A recent report by the Primary Industries Health and Safety Partnership (PIHSP) found that quad bikes featured on the list for every land-based industry studied, which included grain, cotton, sugar and aquaculture .

Quad Safe Australia trainer Darrell Knight believes complacency and incorrect riding style are leading causes of quad bike injuries and deaths on farms.

“In my experience, rider error is the biggest contributor to incidents involving quad bikes in agriculture. They’re very easy to operate, and this can have its own drawbacks if people become over-confident, or don’t focus on the task at hand,” Mr Knight said. 

“We don’t see many problems with the machines themselves, unless people aren’t following the manufacturers’ instructions and keeping them in good condition.

“Unfortunately, it is not uncommon for farmers with many years of experience riding quad bikes to never have heard the term ‘active riding style’.  While more experience is usually a positive, the lack of awareness about active riding, coupled with complacent decision making can be a recipe for disaster.”

Mr Knight is an experienced quad bike race competitor, and says it’s vital for operators to consider the type of job being done, the terrain and other environmental conditions.

“Farmers in Australia are being injured and dying in less hazardous, less demanding and less technical environments than quad bike racers and this is frustrating,” he said.

“Learning the correct active riding style is one way to improve safety on a quad bike, and I believe all farmers should undertake pointed training and awareness courses, regardless of how long they’ve been using these machines.”

His tips on the safe operation of quad bikes include:
- always wear a helmet
- keep children younger than 16-years-old off adult sized machines
- ride responsibly
- make sensible choices about terrain and environmental conditions
- make sensible choices based on your ability and your machine. 

Mr Knight believes there are many advantages of using a quad bike on-farm, as it is such a versatile piece of equipment.

“It is ideal for manual handling jobs, such as checking sprinkler rows, where the operator needs to get on and off regularly and it can fit between plantation rows,” he said.

“The quad bike is also extremely manoeuvrable for stock work, having a good turning circle to maintain animal control, good balance and an easy reverse option.

“Another thing often overlooked is its carrying capacity, allowing farmers to carry light tools and equipment across long distances.”

Karl Ward manages the Queensland avocado and Tahitian lime operations of Lake Shore Pty Ltd and is responsible for up to 10 regular staff and seasonal workers, many of whom operate quad bikes on the company’s properties.

He said quad bikes were used every day for irrigation checks and monitoring of 20,000 under-tree sprinklers due to the ATV’s convenience, size and manoeuvrability.
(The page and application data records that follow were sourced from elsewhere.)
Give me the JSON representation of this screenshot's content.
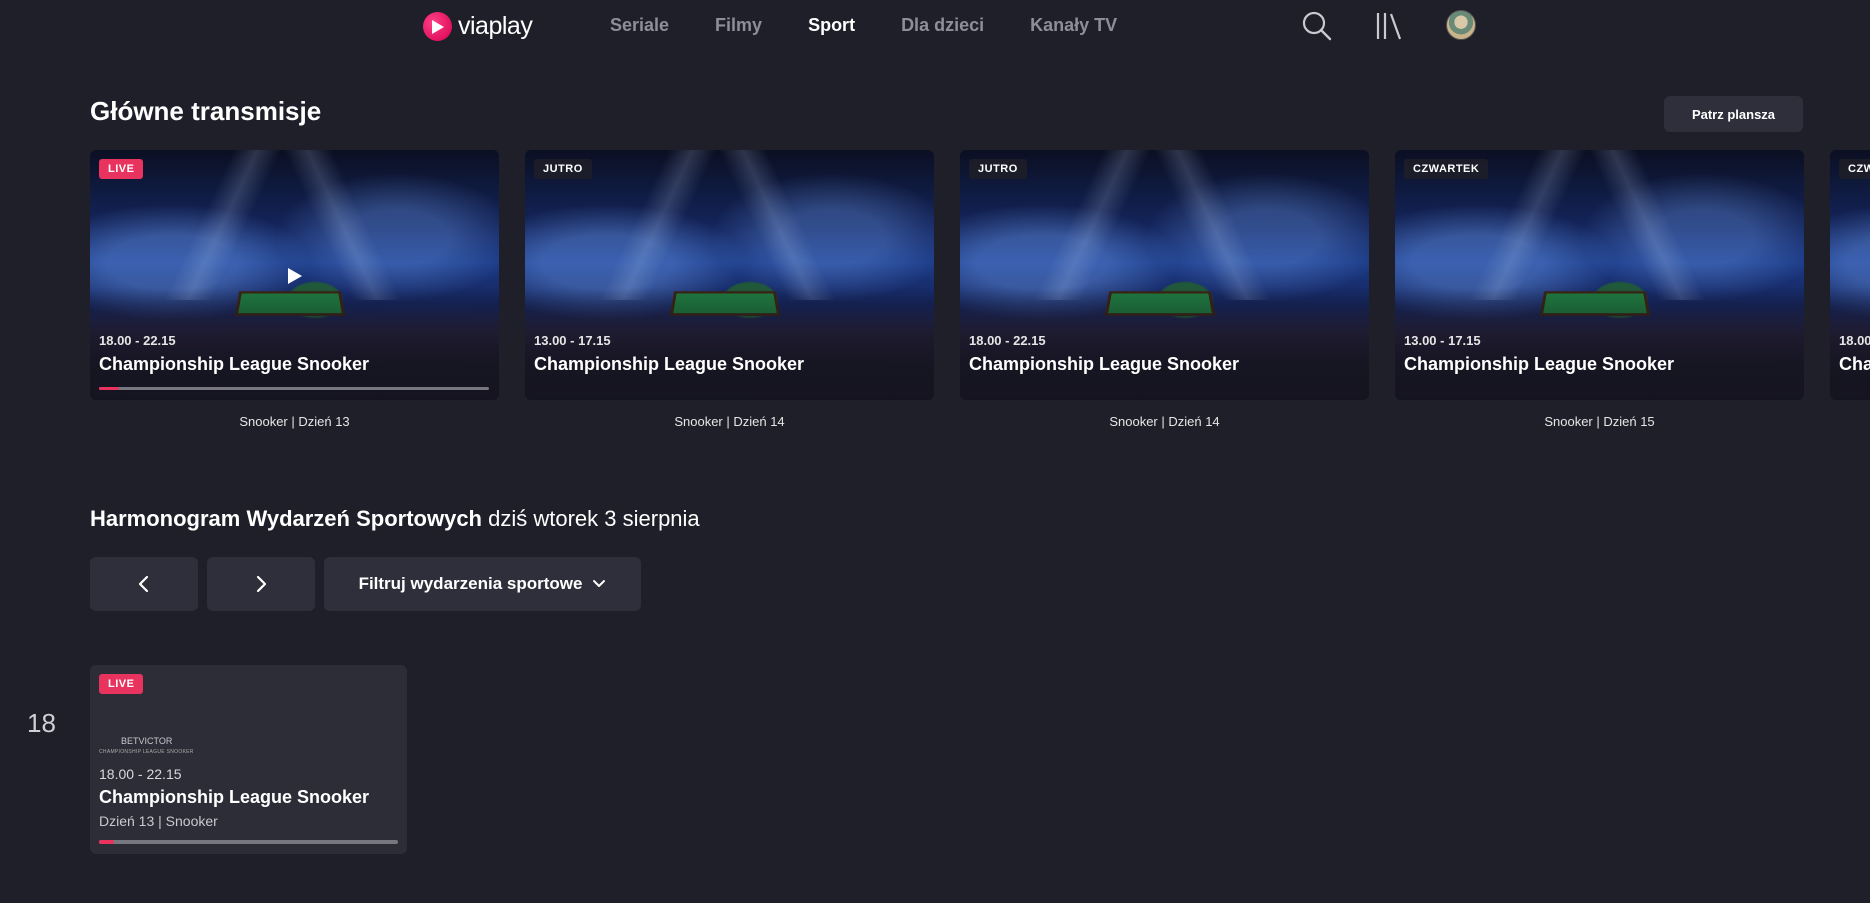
{
  "nav": {
    "brand": "viaplay",
    "links": [
      "Seriale",
      "Filmy",
      "Sport",
      "Dla dzieci",
      "Kanały TV"
    ],
    "active": "Sport",
    "icons": [
      "search-icon",
      "library-icon",
      "avatar"
    ]
  },
  "featured": {
    "title": "Główne transmisje",
    "see_all": "Patrz plansza",
    "cards": [
      {
        "badge": "LIVE",
        "time": "18.00 - 22.15",
        "title": "Championship League Snooker",
        "meta": "Snooker | Dzień 13",
        "live": true,
        "progress": 0.05
      },
      {
        "badge": "JUTRO",
        "time": "13.00 - 17.15",
        "title": "Championship League Snooker",
        "meta": "Snooker | Dzień 14",
        "live": false
      },
      {
        "badge": "JUTRO",
        "time": "18.00 - 22.15",
        "title": "Championship League Snooker",
        "meta": "Snooker | Dzień 14",
        "live": false
      },
      {
        "badge": "CZWARTEK",
        "time": "13.00 - 17.15",
        "title": "Championship League Snooker",
        "meta": "Snooker | Dzień 15",
        "live": false
      },
      {
        "badge": "CZW",
        "time": "18.00",
        "title": "Cha",
        "meta": "",
        "live": false
      }
    ]
  },
  "schedule": {
    "heading_bold": "Harmonogram Wydarzeń Sportowych",
    "heading_date": "dziś wtorek 3 sierpnia",
    "filter_label": "Filtruj wydarzenia sportowe",
    "hour": "18",
    "event": {
      "badge": "LIVE",
      "logo_brand": "BETVICTOR",
      "logo_sub": "CHAMPIONSHIP LEAGUE SNOOKER",
      "time": "18.00 - 22.15",
      "title": "Championship League Snooker",
      "meta": "Dzień 13 | Snooker",
      "progress": 0.05
    }
  },
  "colors": {
    "background": "#1f1f2a",
    "accent_live": "#e8335f",
    "button_bg": "#2e2f3a"
  }
}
“Quads are the most efficient vehicle for these jobs and we have had no adverse incidents, despite the constant mounting and dismounting required for these tasks,” Mr Ward said.

“We find the quad bikes are actually more practical, as workers can jump on and off on either side of the machine without having to use a stand (such as for a two-wheel motorbike) and it’s better suited to the narrow rows on the fruit farm (compared to a ute or side-by-side vehicle).

“For us the visibility is better with a quad bike too, because you don’t have the body of the vehicle getting in the way. 

“It would be very difficult without quads for us to do that job.”

Mr Ward, who recently completed a Quad Safe Australia training course, said his company’s policy was for workers to always use a helmet and follow basic riding safety practices.

The PIHSP is funded by the Research and Development Corporations for the meat processing, cotton, grains and livestock industries, as well as the Rural Industries Research and Development Corporation. For more information, visit: www.rirdc.gov.au/PIHSP